◆ **EXERCISE BRIEF**:
All lines holding the string "tail" should be copied from the data below.

RECORDS FOR THE EXERCISE Start Marker

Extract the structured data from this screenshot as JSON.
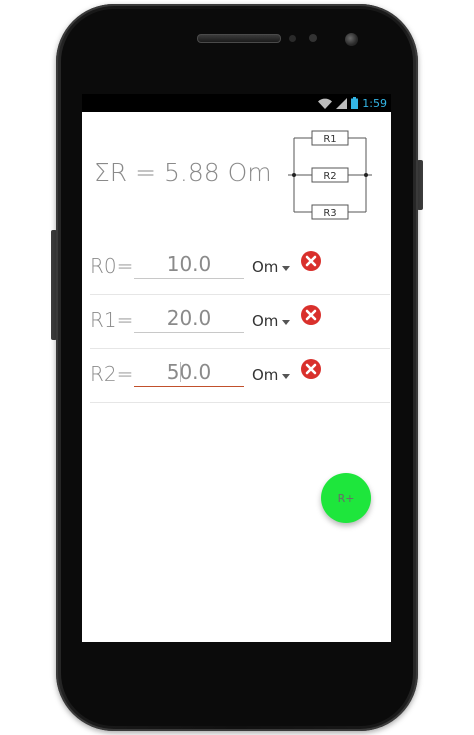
{
  "status_bar": {
    "time": "1:59",
    "icons": [
      "wifi-icon",
      "signal-icon",
      "battery-icon"
    ],
    "time_color": "#33b5e5"
  },
  "summary": {
    "total_label": "ΣR = 5.88 Om"
  },
  "diagram": {
    "resistors": [
      "R1",
      "R2",
      "R3"
    ]
  },
  "resistors": [
    {
      "label": "R0=",
      "value": "10.0",
      "unit": "Om",
      "active": false
    },
    {
      "label": "R1=",
      "value": "20.0",
      "unit": "Om",
      "active": false
    },
    {
      "label": "R2=",
      "value": "50.0",
      "unit": "Om",
      "active": true
    }
  ],
  "fab": {
    "label": "R+",
    "color": "#1ee63c"
  },
  "colors": {
    "remove_red": "#d9302c",
    "active_underline": "#c1502c"
  }
}
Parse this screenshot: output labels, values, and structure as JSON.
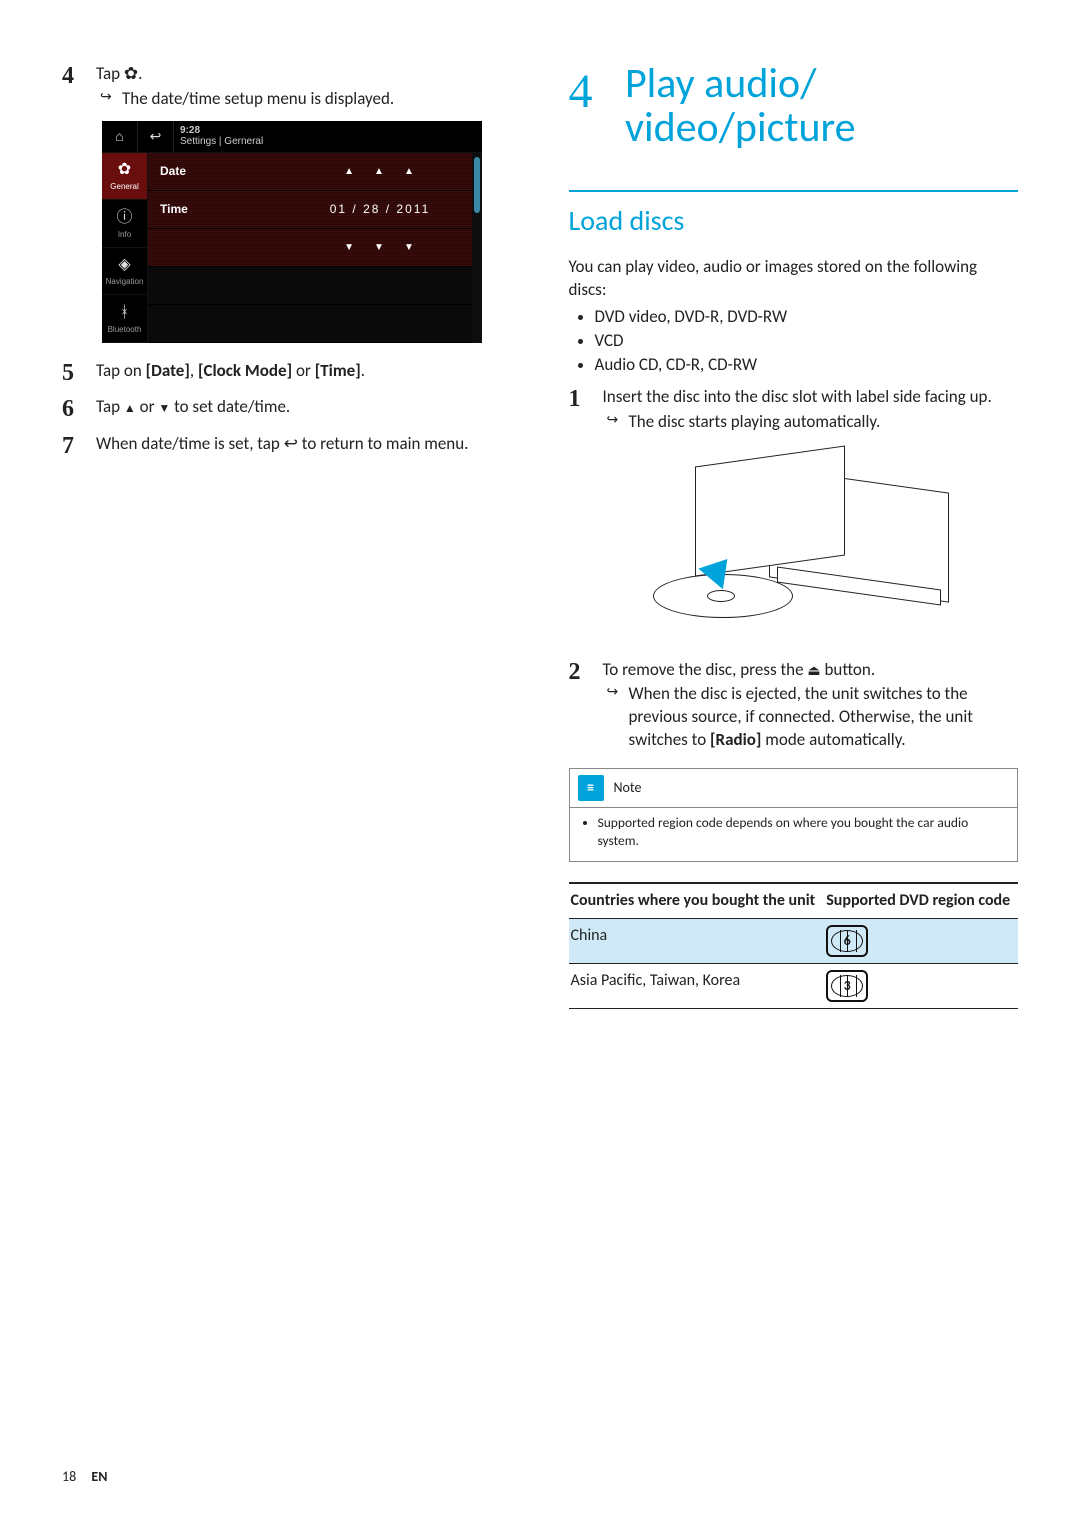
{
  "left": {
    "step4": {
      "num": "4",
      "text": "Tap ",
      "tail": ".",
      "result": "The date/time setup menu is displayed."
    },
    "screen": {
      "time": "9:28",
      "breadcrumb": "Settings | Gerneral",
      "side": {
        "general": "General",
        "info": "Info",
        "navigation": "Navigation",
        "bluetooth": "Bluetooth"
      },
      "rows": {
        "date_label": "Date",
        "time_label": "Time",
        "date_value": "01  /  28  / 2011"
      }
    },
    "step5": {
      "num": "5",
      "pre": "Tap on ",
      "b1": "[Date]",
      "mid1": ", ",
      "b2": "[Clock Mode]",
      "mid2": " or ",
      "b3": "[Time]",
      "tail": "."
    },
    "step6": {
      "num": "6",
      "pre": "Tap ",
      "mid": " or ",
      "tail": " to set date/time."
    },
    "step7": {
      "num": "7",
      "pre": "When date/time is set, tap ",
      "tail": " to return to main menu."
    }
  },
  "right": {
    "chapter_num": "4",
    "chapter_title": "Play audio/ video/picture",
    "section": "Load discs",
    "intro": "You can play video, audio or images stored on the following discs:",
    "bullets": [
      "DVD video, DVD-R, DVD-RW",
      "VCD",
      "Audio CD, CD-R, CD-RW"
    ],
    "s1": {
      "num": "1",
      "text": "Insert the disc into the disc slot with label side facing up.",
      "result": "The disc starts playing automatically."
    },
    "s2": {
      "num": "2",
      "pre": "To remove the disc, press the ",
      "tail": " button.",
      "result_a": "When the disc is ejected, the unit switches to the previous source, if connected. Otherwise, the unit switches to ",
      "result_b": "[Radio]",
      "result_c": " mode automatically."
    },
    "note": {
      "title": "Note",
      "text": "Supported region code depends on where you bought the car audio system."
    },
    "table": {
      "h1": "Countries where you bought the unit",
      "h2": "Supported DVD region code",
      "r1": {
        "country": "China",
        "code": "6"
      },
      "r2": {
        "country": "Asia Pacific, Taiwan, Korea",
        "code": "3"
      }
    }
  },
  "footer": {
    "page": "18",
    "lang": "EN"
  }
}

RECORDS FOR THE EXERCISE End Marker

◆ **WRITTEN ANSWER**:
      "tail": ".",
      "tail": "."
      "tail": " to set date/time."
      "tail": " to return to main menu."
      "tail": " button.",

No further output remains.